Keep in mind that some contracts can affect your writing life far beyond the confines of just the work which is officially the subject of the contract. The main dangers to watch out for are inappropriate option, non-compete and revised edition clauses, and assignments of copyright.
Some authors agree multi-work deals, with advances relating to each work included, and that’s generally a good thing – so long as first-time authors, especially, can cope with the pressure of writing books two and three under the pressure of expectations and deadlines.
However, rather than committing both parties to further books, some contracts simply demand that the author give the publisher a 'right of first refusal' on their next related work, meaning that publisher must be given the option of accepting or refusing the work for publication before the author can take it elsewhere.
If you're happy with your publisher you might want to submit your next work to them regardless; a publisher compelling you to do so against your will is another matter. Contrary to popular myth, option clauses are as legally binding as any other commitments in a publishing agreement.
Fiction writers lucky enough to secure film or TV deals can find themselves unable to control spin-offs from the adaptation of their original book. Non-fiction authors, in particular, need to be very wary of clauses which restrict them from writing other works on the same topic – generally described as ‘non-compete’ clauses.
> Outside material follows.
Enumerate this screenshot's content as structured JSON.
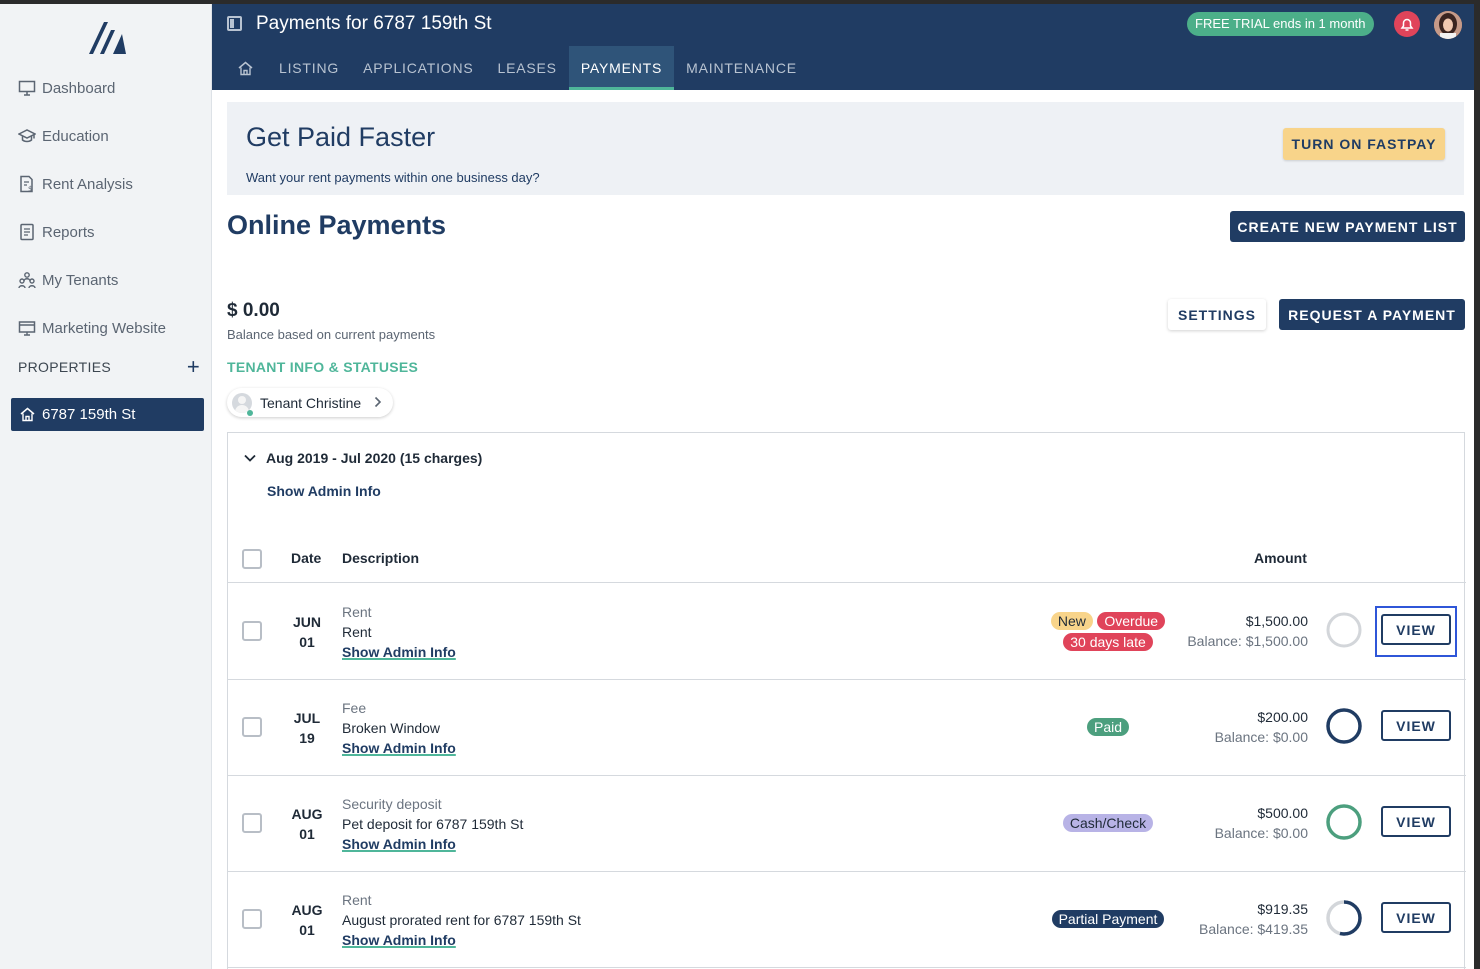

On top of this, watch out for contracts which give the publisher, rather than the author, the right to produce revised editions of an existing work, without necessarily even involving the original writer. This situation can arise via the wording of a revised edition clause or simply as a side-effect of the author assigning copyright.
These restrictions may or may not be reasonable, depending on the individual situation. If you are updating the 17th edition of a long-established work you are likely to have much less say over revised editions than if, for example, you created the first edition of a seminal work of reference.
A non-compete clause is much less onerous if it has a clear definition of what constitutes a competing work, and if the restriction lapses after a given time or when certain conditions are met (such as if the author’s royalty income from that work falls below a stated level).
As always, we urge you to bring all contracts you're unsure about to us for checking. The devil is in the details and our highly-trained advisors are always happy to break them down for you.